Choose Georgia as offshore base

Updated: 2013-10-09 06:46

By Thomas Chan (HK Edition)

  Print Mail Large Medium  Small 分享按钮 0

In a globalized world with borderless competition, small and big countries build offshore bases to advance their economic and trade interests. Recently we have seen Singapore moving towards becoming an offshore financial center, not only for the Association of Southeast Asian Nations (ASEAN) countries, but for those driven away from the previous tax havens in Europe, in particular Switzerland, and Chinese capital, either legally coming as investment or illegally through the newly established local casinos. Cyprus has become the main offshore financial center for Russia. Japan has declared Myanmar its last frontier and bank-rolled the modernization of its ports and Yangon, as well as its stock exchange. Our neighbor, Macao, has leased Hengqin from Zhuhai prefecture to expand the space of development for its university and firms.

If Hong Kong is going to reassert its role as Asia's world city, it should make a strategic choice to establish an offshore base(s) for its globalized services. It should do so in tandem with, but not in competition against, Guangzhou, and even Shanghai. Hong Kong should work with its sister cities in the Pearl River Delta and on the mainland to conquer the world together.

The obvious place to target is Georgia in the Caucasus, though few Hong Kong people know it. Situated at the "edge of empires" for thousands of years, Georgia borders Russia, Iran and has access to Turkey and other East European countries across the Black Sea. It is on the old and the new Silk Road leading eastward across the Caspian Sea to the Central Asian countries, and Xinjiang in China. Central Asia will become the playing field of China (and Russia) as the overstretched US is scheduled to withdraw its troops from Afghanistan in 2014.

Choose Georgia as offshore base

Russia is one of the (re)emerged countries with huge natural resources and with government determination to be strong, politically and economically again. China has befriended Russia, and Hong Kong has been wooing companies from Russia to use local financial services, hence the mutually waived visa requirements and direct flights. Central Asia, including the Caucasus countries, is also rich in oil and natural gas, the starting and transiting point for cross-country oil and gas pipes. China is developing Central Asia with Russia. In the south, Iran is emerging strongly but peacefully again, and likely to become the leader of the Islamic world challenging Saudi Arabia.

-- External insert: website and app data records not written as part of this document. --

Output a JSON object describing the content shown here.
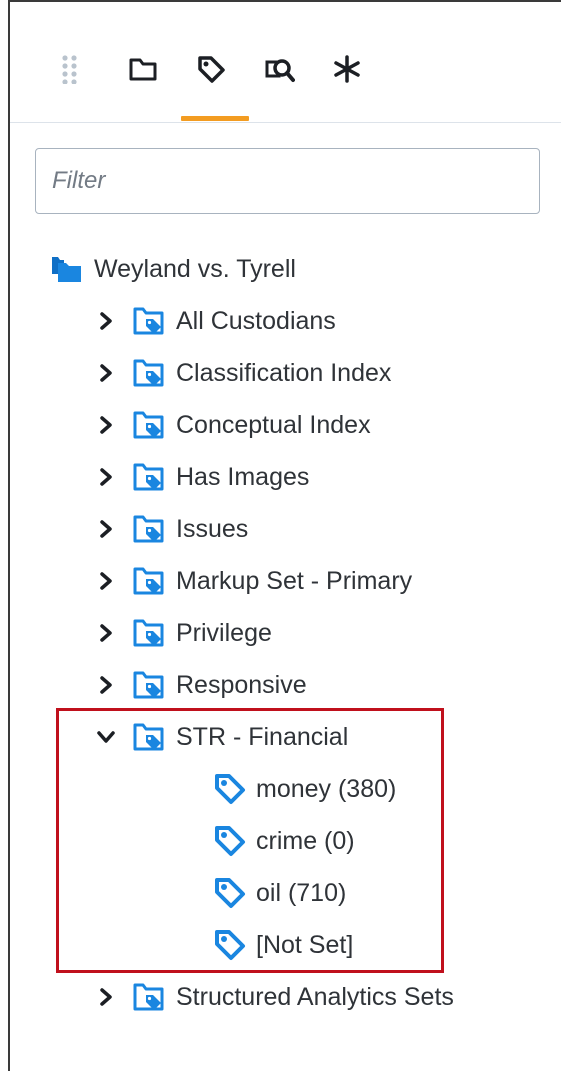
{
  "toolbar": {
    "icons": [
      "drag-handle-icon",
      "folder-icon",
      "tag-icon",
      "search-document-icon",
      "asterisk-icon"
    ],
    "active_tab": "tag-icon",
    "accent_color": "#f39c21"
  },
  "filter": {
    "placeholder": "Filter",
    "value": ""
  },
  "tree": {
    "root": {
      "label": "Weyland vs. Tyrell",
      "icon": "folder-tree-icon"
    },
    "items": [
      {
        "label": "All Custodians",
        "expanded": false
      },
      {
        "label": "Classification Index",
        "expanded": false
      },
      {
        "label": "Conceptual Index",
        "expanded": false
      },
      {
        "label": "Has Images",
        "expanded": false
      },
      {
        "label": "Issues",
        "expanded": false
      },
      {
        "label": "Markup Set - Primary",
        "expanded": false
      },
      {
        "label": "Privilege",
        "expanded": false
      },
      {
        "label": "Responsive",
        "expanded": false
      },
      {
        "label": "STR - Financial",
        "expanded": true
      },
      {
        "label": "Structured Analytics Sets",
        "expanded": false
      }
    ],
    "str_financial_children": [
      {
        "label": "money (380)"
      },
      {
        "label": "crime (0)"
      },
      {
        "label": "oil (710)"
      },
      {
        "label": "[Not Set]"
      }
    ]
  },
  "colors": {
    "icon_blue": "#1a86e0",
    "highlight_red": "#c0101c"
  }
}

Georgia is the most politically liberal and least corrupt place in the Caucasus, and is both business friendly and tourism friendly (now towards the Russians). Given its high unemployment, it should be a good location for processing and transshipment of Chinese goods to Russia, Eastern Europe and the Middle East, and through them, to the larger markets of Europe and Africa. Chinese merchants have been using cities in Central Asia for re-exporting to Russia and Europe. They could be used by Tbilisi- and Georgia-based Hong Kong firms for overland routing of Chinese goods given the rapid improvement of railways by the Chinese and local national governments. Central Asia, Russia and even Azerbaijan in the Caucasus, and Iran have become rich because of the oil and gas production supplied to China and Europe. The world in the coming decades will be dictated by emergent markets together with China, as international organizations such as the World Bank have projected.

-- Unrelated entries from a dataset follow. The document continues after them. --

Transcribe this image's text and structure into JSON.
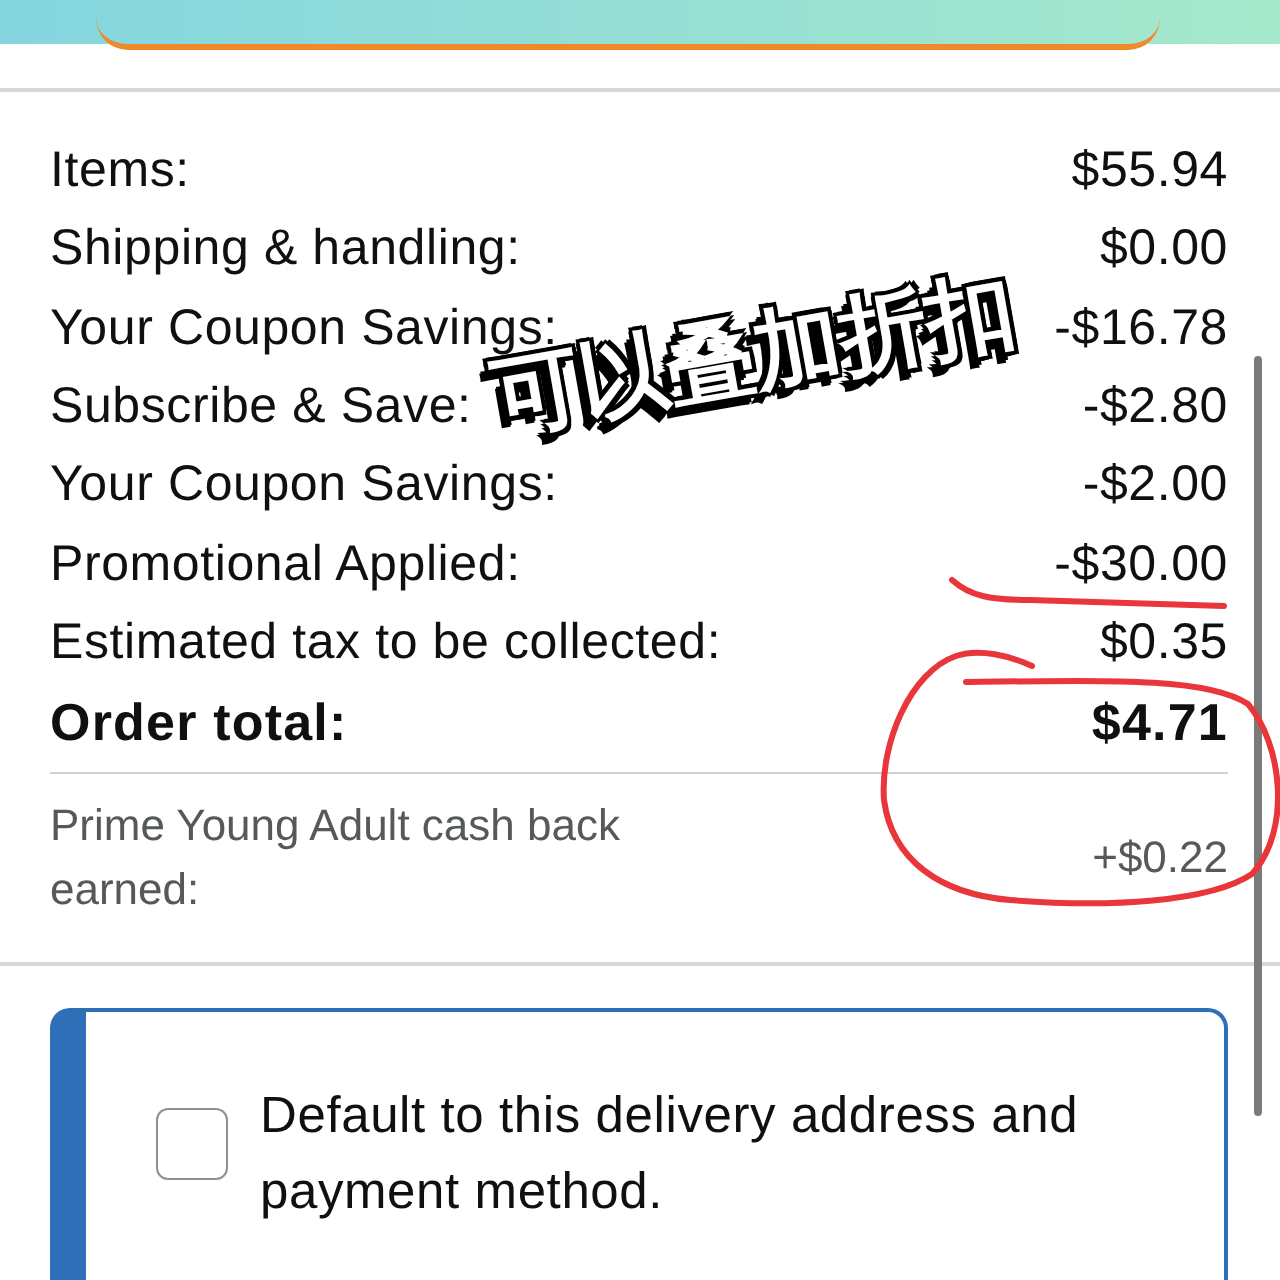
{
  "summary": {
    "rows": [
      {
        "label": "Items:",
        "value": "$55.94"
      },
      {
        "label": "Shipping & handling:",
        "value": "$0.00"
      },
      {
        "label": "Your Coupon Savings:",
        "value": "-$16.78"
      },
      {
        "label": "Subscribe & Save:",
        "value": "-$2.80"
      },
      {
        "label": "Your Coupon Savings:",
        "value": "-$2.00"
      },
      {
        "label": "Promotional Applied:",
        "value": "-$30.00"
      },
      {
        "label": "Estimated tax to be collected:",
        "value": "$0.35"
      }
    ],
    "total": {
      "label": "Order total:",
      "value": "$4.71"
    }
  },
  "cashback": {
    "label": "Prime Young Adult cash back earned:",
    "value": "+$0.22"
  },
  "default_option": {
    "label": "Default to this delivery address and payment method.",
    "checked": false
  },
  "annotations": [
    {
      "kind": "sticker",
      "text": "可以叠加折扣"
    },
    {
      "kind": "underline"
    },
    {
      "kind": "circle"
    }
  ]
}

Tbilisi has advantages for Hong Kong: a small city in a small country with low operating costs for business. The country has great growth potential given its improved relationship with Russia, for exporting its wine and food and welcoming Russian tourists. It also has oil and will receive huge amounts in transit fees for the oil pipeline from Baku in Azerbaijan to Turkey, which is the alternative route built by the EU to bypass the existing Russian gas supply route. With government help, Hong Kong firms can dominate the business scene in the Caucasus: setting up regional headquarters for trade, investment, business and financial services and helping to build the local stock exchange and financial markets, serving oil and gas rich neighboring countries. In Tbilisi, Hong Kong will have no competition. Japan, Korea and Singapore are not aware of its strategic position.

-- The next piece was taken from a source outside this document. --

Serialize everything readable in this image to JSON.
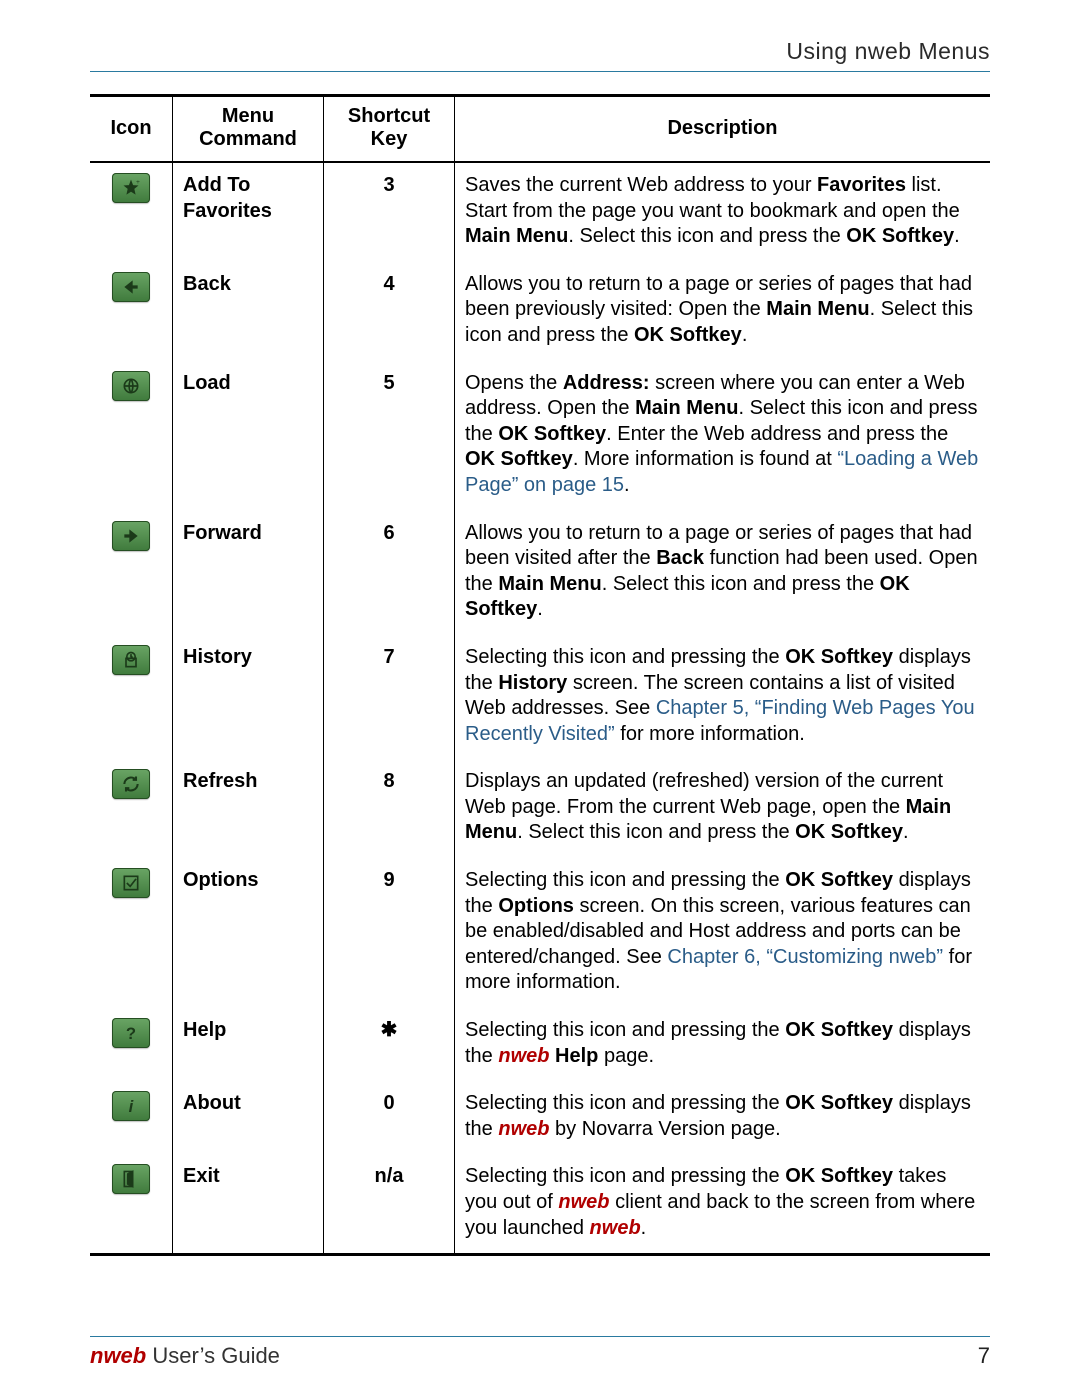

Chinese investment in Georgia has increased fast in the last two years and the nation is now the second largest investor in 2013. Hong Kong's financial services' firms can service Chinese mainland firms going to Georgia and the region. China's presence also offers essential political support and protection for Hong Kong's investment there. Hong Kong can benefit from the anticipated flood of made-in-China cars into Central Asian markets, followed by its smartphones. China will increasingly see the region as an important market for its emergent high value-added industries.

Unless Hong Kong has become too inward looking and regressive, there is great advantage in building a strategic offshore base in Tbilisi. It can bring firms from Guangzhou and the Pearl River Delta. Now may be the time to take a bold step forward and outward. The Leung Chun-ying administration must have the vision.

The author is the director of the Public Policy Research Institute and head of the China Business Center at Hong Kong Polytechnic University.

(HK Edition 10/09/2013 page9)